__How to complete this task__. In the response, each entry below should appear again exactly as given.

++++

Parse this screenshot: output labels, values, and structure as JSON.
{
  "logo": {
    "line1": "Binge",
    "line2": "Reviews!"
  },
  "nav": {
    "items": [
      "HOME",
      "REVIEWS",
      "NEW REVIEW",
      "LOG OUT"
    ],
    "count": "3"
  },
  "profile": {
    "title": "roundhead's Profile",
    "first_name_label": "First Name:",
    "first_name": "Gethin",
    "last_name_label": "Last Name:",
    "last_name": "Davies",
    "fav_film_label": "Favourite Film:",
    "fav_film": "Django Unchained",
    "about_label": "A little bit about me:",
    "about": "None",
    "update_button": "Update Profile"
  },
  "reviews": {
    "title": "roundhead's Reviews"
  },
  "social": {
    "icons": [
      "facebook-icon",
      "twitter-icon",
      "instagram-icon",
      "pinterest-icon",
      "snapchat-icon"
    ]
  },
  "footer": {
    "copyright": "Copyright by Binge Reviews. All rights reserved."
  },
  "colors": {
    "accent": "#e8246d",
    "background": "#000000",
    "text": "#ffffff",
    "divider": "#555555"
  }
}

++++

__Answer section__.
Parse this screenshot: output labels, values, and structure as JSON.
{
  "logo": {
    "line1": "Binge",
    "line2": "Reviews!"
  },
  "nav": {
    "items": [
      "HOME",
      "REVIEWS",
      "NEW REVIEW",
      "LOG OUT"
    ],
    "count": "3"
  },
  "profile": {
    "title": "roundhead's Profile",
    "first_name_label": "First Name:",
    "first_name": "Gethin",
    "last_name_label": "Last Name:",
    "last_name": "Davies",
    "fav_film_label": "Favourite Film:",
    "fav_film": "Django Unchained",
    "about_label": "A little bit about me:",
    "about": "None",
    "update_button": "Update Profile"
  },
  "reviews": {
    "title": "roundhead's Reviews"
  },
  "social": {
    "icons": [
      "facebook-icon",
      "twitter-icon",
      "instagram-icon",
      "pinterest-icon",
      "snapchat-icon"
    ]
  },
  "footer": {
    "copyright": "Copyright by Binge Reviews. All rights reserved."
  },
  "colors": {
    "accent": "#e8246d",
    "background": "#000000",
    "text": "#ffffff",
    "divider": "#555555"
  }
}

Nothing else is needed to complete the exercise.